This year’s convention in Puerto Rico NLG convention presents a unique opportunity for legal activists from the U.S. and their counterparts in Puerto Rico. Legal and community activists on the island are eagerly awaiting the convention and the opportunity it will afford to foment dialogue and solidarity. The convention comes at a significant time in Puerto Rico, in the midst of some legislative gains on gender and LGBT issues and land-tenure struggles in urban communities, the fruits of long-term struggles and strategic alliances. These gains, however, must be viewed in the context of continuing assaults on the rights of workers, accompanied by privatization measures and a colonial economy in severe distress. At the same time, U.S. intervention continues to be a dominant factor in virtually all key aspects of life in Puerto Rico, including policing, education, labor and health. The U.S. continues to criminalize the struggle for self-determination and to divert efforts to address the status question into futile and expensive “plebiscites” and congressional hearings. The convention will serve to highlight these and other critical issues which are part of the social fabric in Puerto Rico and as to which there is broad consensus — the release of Puerto Rico’s longest held political prisoner, Oscar López Rivera, the fight against the federally imposed death penalty, the clean-up of the island of Vieques and ongoing efforts aimed at achieving environmental justice. This year’s NLG convention, representing the first time that the Guild has held its annual meeting beyond the confines of the United States, will be an important step in forging alliances and joint work on crucial struggles on the island and in the U.S. and beyond.
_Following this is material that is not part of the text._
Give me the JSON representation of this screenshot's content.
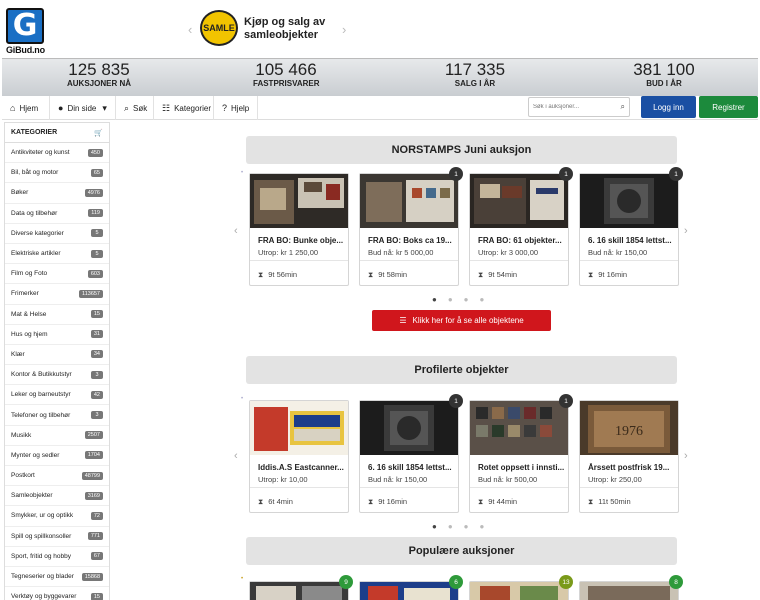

The Colegio de Abogados de Puerto Rico (Puerto Rico Bar Association), which is actively involved in preparations for the Guild convention, is enjoying a respite from the virulent attacks which characterized the last administration. The Colegio is consulting its members—who make up the majority of attorneys in Puerto Rico—to determine its future course, addressing issues such as mandatory membership, public interest requirements, and student membership. The Colegio is a leading voice affirming the rights and interests of the dispossessed, the repressed, and those advocating for Puerto Rican self-determination.
Environmental and privatization issues continue to be major arenas of struggle. The Puerto Rican people forced the U.S. Navy out of the island of Vieques exactly 10 years ago but the U.S. government has ignored demands for clean-up and environmental protection. The water supply of Vieques remains contaminated, as do the beaches, which are closed, and parts of the island, where the Navy left tons of unexploded ordnance.
Massive protests have taken place challenging the planned privatization of the main airport in Puerto Rico. Part of a larger neo-liberal agenda, the airport deal has been widely rejected by the people of Puerto Rico. Outrage over the airport plan follows the defeat of a proposed pipeline (“gasoducto”) after major mobilizations. Community groups are also challenging the privatization of beaches and other environmentally damaging projects designed to benefit the few at the expense of the many.
Meanwhile, pro-statehood groups have invaded Washington presenting the false impression that statehood won the recent status referendum, while independence activists continue efforts to develop democratic processes to achieve true decolonization. Also, the broad movement for the release of Oscar López Rivera and the other Puerto Rican patriots in U.S. prisons continues unabated.
With so much happening in Puerto Rico today, the NLG convention promises to be a heady and historic experience, both for NLG members and for activists in Puerto Rico. ¡Hasta Octubre!